What you have to do: Output the data in full. Keep every word exact and exclude the pictures.
━━━━━ Data to use ━━━━━
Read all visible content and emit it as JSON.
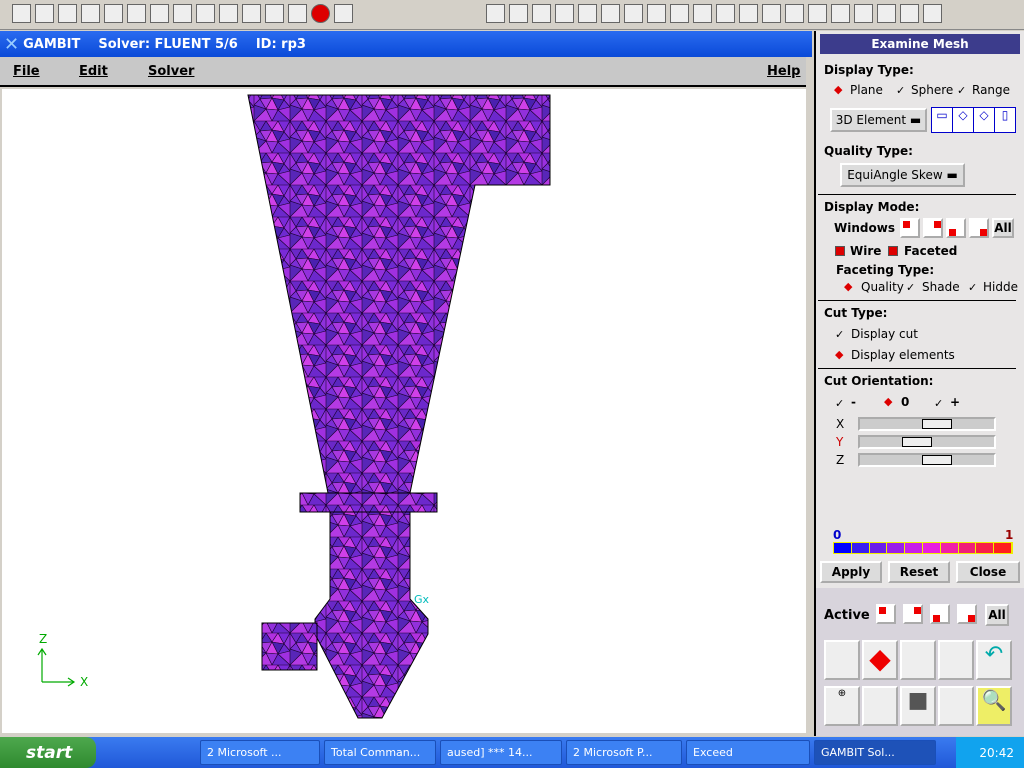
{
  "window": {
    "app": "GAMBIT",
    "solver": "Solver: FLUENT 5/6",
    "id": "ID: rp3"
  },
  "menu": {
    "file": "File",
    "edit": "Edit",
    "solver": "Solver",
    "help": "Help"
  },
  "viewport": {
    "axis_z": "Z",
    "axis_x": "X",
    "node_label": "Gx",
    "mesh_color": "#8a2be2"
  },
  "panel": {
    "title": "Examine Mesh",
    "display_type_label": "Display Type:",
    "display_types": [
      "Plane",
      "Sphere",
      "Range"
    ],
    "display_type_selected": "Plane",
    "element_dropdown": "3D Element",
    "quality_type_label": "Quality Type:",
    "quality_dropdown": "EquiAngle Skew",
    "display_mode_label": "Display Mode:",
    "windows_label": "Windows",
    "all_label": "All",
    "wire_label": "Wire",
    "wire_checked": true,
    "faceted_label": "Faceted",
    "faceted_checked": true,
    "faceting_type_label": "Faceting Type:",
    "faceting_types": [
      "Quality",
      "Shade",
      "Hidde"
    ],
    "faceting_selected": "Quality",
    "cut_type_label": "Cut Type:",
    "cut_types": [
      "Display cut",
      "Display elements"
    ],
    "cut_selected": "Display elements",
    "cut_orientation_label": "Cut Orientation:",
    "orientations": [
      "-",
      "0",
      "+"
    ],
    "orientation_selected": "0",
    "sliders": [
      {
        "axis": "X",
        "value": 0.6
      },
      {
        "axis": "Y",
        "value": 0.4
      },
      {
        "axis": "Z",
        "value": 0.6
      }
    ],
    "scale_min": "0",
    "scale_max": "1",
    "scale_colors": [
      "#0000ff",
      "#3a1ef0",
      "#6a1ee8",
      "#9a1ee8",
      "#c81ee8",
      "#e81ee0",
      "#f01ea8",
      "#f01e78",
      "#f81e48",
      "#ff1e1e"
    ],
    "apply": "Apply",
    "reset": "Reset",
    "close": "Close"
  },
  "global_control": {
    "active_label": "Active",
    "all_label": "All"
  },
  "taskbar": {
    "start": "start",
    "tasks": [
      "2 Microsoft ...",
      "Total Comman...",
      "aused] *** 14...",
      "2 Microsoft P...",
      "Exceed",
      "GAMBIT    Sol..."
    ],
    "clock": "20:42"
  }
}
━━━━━
Answer to the problem:
Read all visible content and emit it as JSON.
{
  "window": {
    "app": "GAMBIT",
    "solver": "Solver: FLUENT 5/6",
    "id": "ID: rp3"
  },
  "menu": {
    "file": "File",
    "edit": "Edit",
    "solver": "Solver",
    "help": "Help"
  },
  "viewport": {
    "axis_z": "Z",
    "axis_x": "X",
    "node_label": "Gx",
    "mesh_color": "#8a2be2"
  },
  "panel": {
    "title": "Examine Mesh",
    "display_type_label": "Display Type:",
    "display_types": [
      "Plane",
      "Sphere",
      "Range"
    ],
    "display_type_selected": "Plane",
    "element_dropdown": "3D Element",
    "quality_type_label": "Quality Type:",
    "quality_dropdown": "EquiAngle Skew",
    "display_mode_label": "Display Mode:",
    "windows_label": "Windows",
    "all_label": "All",
    "wire_label": "Wire",
    "wire_checked": true,
    "faceted_label": "Faceted",
    "faceted_checked": true,
    "faceting_type_label": "Faceting Type:",
    "faceting_types": [
      "Quality",
      "Shade",
      "Hidde"
    ],
    "faceting_selected": "Quality",
    "cut_type_label": "Cut Type:",
    "cut_types": [
      "Display cut",
      "Display elements"
    ],
    "cut_selected": "Display elements",
    "cut_orientation_label": "Cut Orientation:",
    "orientations": [
      "-",
      "0",
      "+"
    ],
    "orientation_selected": "0",
    "sliders": [
      {
        "axis": "X",
        "value": 0.6
      },
      {
        "axis": "Y",
        "value": 0.4
      },
      {
        "axis": "Z",
        "value": 0.6
      }
    ],
    "scale_min": "0",
    "scale_max": "1",
    "scale_colors": [
      "#0000ff",
      "#3a1ef0",
      "#6a1ee8",
      "#9a1ee8",
      "#c81ee8",
      "#e81ee0",
      "#f01ea8",
      "#f01e78",
      "#f81e48",
      "#ff1e1e"
    ],
    "apply": "Apply",
    "reset": "Reset",
    "close": "Close"
  },
  "global_control": {
    "active_label": "Active",
    "all_label": "All"
  },
  "taskbar": {
    "start": "start",
    "tasks": [
      "2 Microsoft ...",
      "Total Comman...",
      "aused] *** 14...",
      "2 Microsoft P...",
      "Exceed",
      "GAMBIT    Sol..."
    ],
    "clock": "20:42"
  }
}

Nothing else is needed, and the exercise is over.